Cole was accused in May of using a sticky substance, and he responded with a vague reply. On Monday, a former Los Angeles Angels employee even released text messages between himself and the Yankee in which Cole explicitly asked for the substances.
Other MLB pitchers have also spoken up about the ban, citing injury concerns. Tampa Bay Rays pitcher Tyler Glasnow believes “100%, without a doubt” that he suffered his recent elbow injury due to the ban.
It seems that there has always been some mystery about how balls are handled in Major League Baseball. Some years we believe they’re juiced for more exciting stats, and in others, like this year, they appear to be manipulated with pitcher-friendly substances that make hitters blush. There’s a long history of players leaning into the grey area of cheating to gain an advantage in what is arguably this country’s most difficult sport. But rarely does it come to light.
The fact that pitchers want their balls to feel just right is no surprise, but historically this type of behavior has primarily gone on behind closed doors. Occasionally an umpire will publicly examine a pitcher’s hat for Vaseline or a hitter’s bat for cork, but for the most part, baseball just prods along as if advantages never really exist.
So for Cole to come out publicly in such vocal favor of ball manipulation is surprising, and perhaps indicative of what MLB has quietly been allowing for generations.

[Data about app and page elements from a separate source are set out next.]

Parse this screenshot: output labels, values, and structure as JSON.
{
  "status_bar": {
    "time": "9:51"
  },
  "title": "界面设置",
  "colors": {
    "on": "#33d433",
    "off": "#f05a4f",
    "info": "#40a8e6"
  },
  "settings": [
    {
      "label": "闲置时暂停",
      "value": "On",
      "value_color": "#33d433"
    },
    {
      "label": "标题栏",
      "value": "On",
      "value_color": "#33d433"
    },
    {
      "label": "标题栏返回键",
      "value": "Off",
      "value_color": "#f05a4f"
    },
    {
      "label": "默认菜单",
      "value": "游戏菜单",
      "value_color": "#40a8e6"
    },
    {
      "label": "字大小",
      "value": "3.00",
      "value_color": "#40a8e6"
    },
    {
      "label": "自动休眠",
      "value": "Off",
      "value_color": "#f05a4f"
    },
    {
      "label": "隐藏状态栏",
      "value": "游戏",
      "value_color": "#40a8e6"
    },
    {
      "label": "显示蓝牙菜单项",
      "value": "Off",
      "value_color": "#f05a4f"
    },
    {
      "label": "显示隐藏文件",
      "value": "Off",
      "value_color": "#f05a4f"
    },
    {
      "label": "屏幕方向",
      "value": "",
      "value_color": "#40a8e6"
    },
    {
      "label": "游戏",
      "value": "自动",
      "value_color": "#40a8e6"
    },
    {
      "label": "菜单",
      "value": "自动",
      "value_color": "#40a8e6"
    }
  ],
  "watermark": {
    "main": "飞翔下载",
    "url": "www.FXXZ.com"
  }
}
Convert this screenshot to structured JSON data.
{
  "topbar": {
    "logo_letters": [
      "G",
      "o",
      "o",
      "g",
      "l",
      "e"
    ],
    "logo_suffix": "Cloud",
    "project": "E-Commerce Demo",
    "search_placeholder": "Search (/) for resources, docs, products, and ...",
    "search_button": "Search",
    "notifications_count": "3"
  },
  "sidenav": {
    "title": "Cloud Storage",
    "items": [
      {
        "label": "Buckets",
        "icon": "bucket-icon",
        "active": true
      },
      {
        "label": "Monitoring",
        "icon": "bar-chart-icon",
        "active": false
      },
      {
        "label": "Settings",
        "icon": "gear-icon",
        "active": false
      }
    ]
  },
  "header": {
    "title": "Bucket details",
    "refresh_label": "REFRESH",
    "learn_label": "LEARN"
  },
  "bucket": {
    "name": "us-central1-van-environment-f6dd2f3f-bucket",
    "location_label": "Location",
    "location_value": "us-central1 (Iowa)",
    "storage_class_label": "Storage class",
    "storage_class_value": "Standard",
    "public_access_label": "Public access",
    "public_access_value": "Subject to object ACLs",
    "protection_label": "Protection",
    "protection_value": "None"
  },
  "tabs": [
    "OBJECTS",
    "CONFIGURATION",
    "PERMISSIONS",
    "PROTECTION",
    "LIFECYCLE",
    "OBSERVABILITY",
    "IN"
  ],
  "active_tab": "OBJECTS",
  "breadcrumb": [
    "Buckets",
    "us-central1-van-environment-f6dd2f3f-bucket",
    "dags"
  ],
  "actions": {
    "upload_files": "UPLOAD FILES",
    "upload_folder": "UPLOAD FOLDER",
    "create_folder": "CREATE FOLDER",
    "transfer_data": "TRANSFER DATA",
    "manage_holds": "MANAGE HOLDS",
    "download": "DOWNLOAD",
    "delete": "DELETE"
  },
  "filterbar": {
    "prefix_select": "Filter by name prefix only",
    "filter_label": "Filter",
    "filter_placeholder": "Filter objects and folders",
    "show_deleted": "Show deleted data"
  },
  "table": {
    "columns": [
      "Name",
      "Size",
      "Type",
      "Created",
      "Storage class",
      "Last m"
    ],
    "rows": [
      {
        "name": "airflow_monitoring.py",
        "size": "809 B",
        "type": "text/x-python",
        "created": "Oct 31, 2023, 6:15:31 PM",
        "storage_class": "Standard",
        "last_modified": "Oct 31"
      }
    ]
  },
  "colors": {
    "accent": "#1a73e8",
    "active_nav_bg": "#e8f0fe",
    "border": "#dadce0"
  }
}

Regardless, it took some real stones to come out in favor of rubbing his balls like he does. I wouldn’t be surprised if he has a big sack of hate mail waiting on him when he gets home.